● To do: The word to look for is "JSON". Report every line of the entries below that has it.

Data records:
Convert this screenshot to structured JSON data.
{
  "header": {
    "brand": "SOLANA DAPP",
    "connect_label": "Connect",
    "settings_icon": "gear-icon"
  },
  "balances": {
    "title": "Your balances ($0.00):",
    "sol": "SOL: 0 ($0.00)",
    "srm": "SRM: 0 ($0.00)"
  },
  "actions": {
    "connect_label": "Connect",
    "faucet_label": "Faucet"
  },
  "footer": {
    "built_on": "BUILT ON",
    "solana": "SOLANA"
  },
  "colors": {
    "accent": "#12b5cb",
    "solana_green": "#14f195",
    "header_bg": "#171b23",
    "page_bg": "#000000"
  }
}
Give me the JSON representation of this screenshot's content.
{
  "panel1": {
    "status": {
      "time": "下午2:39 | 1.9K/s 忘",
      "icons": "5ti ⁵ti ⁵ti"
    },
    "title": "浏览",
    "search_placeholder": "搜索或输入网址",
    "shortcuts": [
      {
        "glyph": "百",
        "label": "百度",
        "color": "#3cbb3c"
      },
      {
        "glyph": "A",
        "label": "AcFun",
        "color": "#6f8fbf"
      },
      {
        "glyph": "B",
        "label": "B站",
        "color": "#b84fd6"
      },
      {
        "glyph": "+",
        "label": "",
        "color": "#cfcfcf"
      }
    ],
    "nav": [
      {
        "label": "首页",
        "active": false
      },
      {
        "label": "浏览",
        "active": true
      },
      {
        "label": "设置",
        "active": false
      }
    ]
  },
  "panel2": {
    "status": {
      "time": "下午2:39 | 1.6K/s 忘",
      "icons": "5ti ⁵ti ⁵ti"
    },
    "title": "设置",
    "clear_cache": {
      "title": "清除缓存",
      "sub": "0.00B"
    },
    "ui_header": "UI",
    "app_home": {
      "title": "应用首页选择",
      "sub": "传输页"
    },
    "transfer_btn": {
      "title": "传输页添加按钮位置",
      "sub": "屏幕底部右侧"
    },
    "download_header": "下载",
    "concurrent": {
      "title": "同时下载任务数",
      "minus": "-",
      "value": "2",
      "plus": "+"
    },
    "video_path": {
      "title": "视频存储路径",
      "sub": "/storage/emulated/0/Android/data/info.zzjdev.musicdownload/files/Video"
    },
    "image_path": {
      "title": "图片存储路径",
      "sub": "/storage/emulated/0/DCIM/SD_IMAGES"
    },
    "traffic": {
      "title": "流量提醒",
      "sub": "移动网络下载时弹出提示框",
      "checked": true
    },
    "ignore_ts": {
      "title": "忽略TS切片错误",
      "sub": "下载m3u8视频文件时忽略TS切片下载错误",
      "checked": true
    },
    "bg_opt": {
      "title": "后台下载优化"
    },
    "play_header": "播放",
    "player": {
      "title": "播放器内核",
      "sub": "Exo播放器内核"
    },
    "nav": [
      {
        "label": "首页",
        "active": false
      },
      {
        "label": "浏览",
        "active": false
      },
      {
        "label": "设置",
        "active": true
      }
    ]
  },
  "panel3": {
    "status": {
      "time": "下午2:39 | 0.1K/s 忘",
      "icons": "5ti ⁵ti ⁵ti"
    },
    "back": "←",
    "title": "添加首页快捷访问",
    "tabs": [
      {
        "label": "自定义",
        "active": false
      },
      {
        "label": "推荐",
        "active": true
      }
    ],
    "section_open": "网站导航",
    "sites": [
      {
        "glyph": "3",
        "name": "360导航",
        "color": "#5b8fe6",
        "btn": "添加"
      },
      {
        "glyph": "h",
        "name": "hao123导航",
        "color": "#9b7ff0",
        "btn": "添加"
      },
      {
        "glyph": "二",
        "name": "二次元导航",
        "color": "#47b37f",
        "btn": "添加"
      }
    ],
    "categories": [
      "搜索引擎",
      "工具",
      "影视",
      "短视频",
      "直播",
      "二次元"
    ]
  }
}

● Task response:
Convert this screenshot to structured JSON data.
Give me the JSON representation of this screenshot's content.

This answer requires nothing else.